In addition to requisitions of material goods, German occupation authorities increasingly requisitioned the time and labor of the occupied population. A common punishment for minor infractions was being shipped to Germany to perform forced labor. Young men of military age were drafted into labor battalions and assigned work, including repairing trenches and burying the dead at the front. Sometimes this forced labor was combined with additional humiliations. When 20,000 women and girls were shipped out of Lille in April 1916, they were all forced to undergo the same gynecological examination by German army doctors usually inflicted on registered army prostitutes…

Given all this, the demand for some degree of reparations becomes more understandable. The Allied commitment to help rebuild Germany after World War II wasn’t just the result of less anger towards Germany than in the prior war. It was a realistic response to the fact that German cities and the German economy had been utterly destroyed. In World War I, it was France and Belgium which had suffered that level of destruction, while Germany had benefitted from stripping away their resources during four years of occupation. Reparations were simply a way to try to right the injustices of the occupation and help the more injured party recover from the war."*

Germans knew well the value of reparations - after defeating France in 1870, Prussians hoped to subjugate the losers indefinitely.
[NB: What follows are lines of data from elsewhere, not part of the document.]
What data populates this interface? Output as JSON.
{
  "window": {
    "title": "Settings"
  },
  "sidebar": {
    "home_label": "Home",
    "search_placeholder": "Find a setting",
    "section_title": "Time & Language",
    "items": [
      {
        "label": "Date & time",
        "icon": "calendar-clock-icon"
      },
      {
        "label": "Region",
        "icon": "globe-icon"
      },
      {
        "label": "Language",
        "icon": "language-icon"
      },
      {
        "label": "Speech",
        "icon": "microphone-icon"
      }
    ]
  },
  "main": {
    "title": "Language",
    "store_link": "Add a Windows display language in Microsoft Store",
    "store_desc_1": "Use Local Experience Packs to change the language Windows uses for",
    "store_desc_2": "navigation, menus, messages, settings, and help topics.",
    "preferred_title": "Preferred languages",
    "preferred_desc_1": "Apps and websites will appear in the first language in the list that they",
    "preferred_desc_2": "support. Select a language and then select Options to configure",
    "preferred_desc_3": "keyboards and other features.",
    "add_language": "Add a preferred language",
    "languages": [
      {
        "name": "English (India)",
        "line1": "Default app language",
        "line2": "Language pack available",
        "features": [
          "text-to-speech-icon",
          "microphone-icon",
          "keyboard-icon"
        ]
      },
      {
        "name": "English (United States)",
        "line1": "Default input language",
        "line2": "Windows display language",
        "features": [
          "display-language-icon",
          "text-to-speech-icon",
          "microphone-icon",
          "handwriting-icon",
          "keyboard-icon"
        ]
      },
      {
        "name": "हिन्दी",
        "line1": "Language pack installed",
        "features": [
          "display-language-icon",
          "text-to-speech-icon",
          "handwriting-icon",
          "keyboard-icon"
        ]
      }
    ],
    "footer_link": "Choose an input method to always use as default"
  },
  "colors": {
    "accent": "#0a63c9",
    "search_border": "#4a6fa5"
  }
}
“When Prussia defeated France in the Franco-Prussian War of 1870-71, it appropriated Alsace-Lorraine and imposed war reparations of five billion gold francs to be paid within five years. German troops continued to occupy French territory until the indemnity was paid in full, with the result that France paid off the entire sum early.”
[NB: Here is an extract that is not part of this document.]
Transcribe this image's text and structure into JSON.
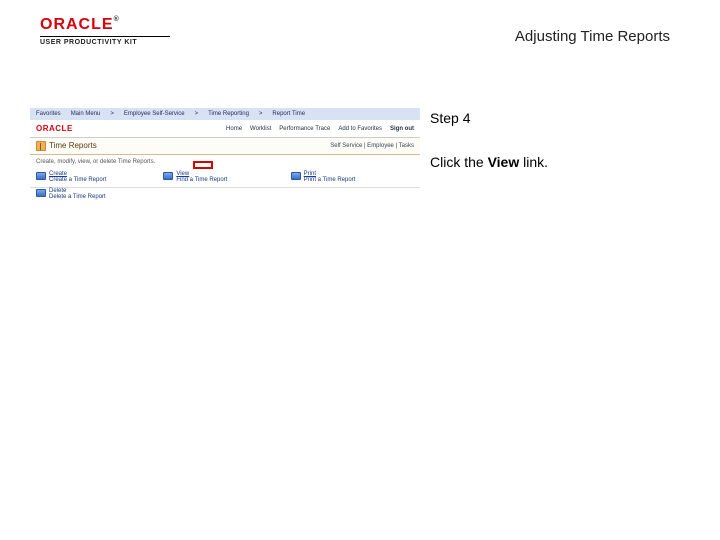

Certainly France hoped later to regain Alsace-Lorraine, but they didn’t force hostilities in order to do so.

Remember also what Germany did to Russia in WWI.

“When the Soviets toppled the Tsarist government in Russia and sought a separate peace with Germany, territorial acquisitions and reparations in both cash and commodities were at the top of the German list of demands. Russia lost 90 percent of its coal, 50 percent of its industry and 30 percent of its population. The Central Powers took possession of Ukraine’s grain reserves: one million rail cars of grain destined for Austria alone. They also imposed cash reparations to the tune of nine billion gold marks. With the British naval blockade causing severe shortages of basic commodities in Germany, stripping its defeated adversaries of resources was essential to the war effort.”

Spare me the nonsense about what meanies the Allies were at Versailles.

That is a ridiculous belief.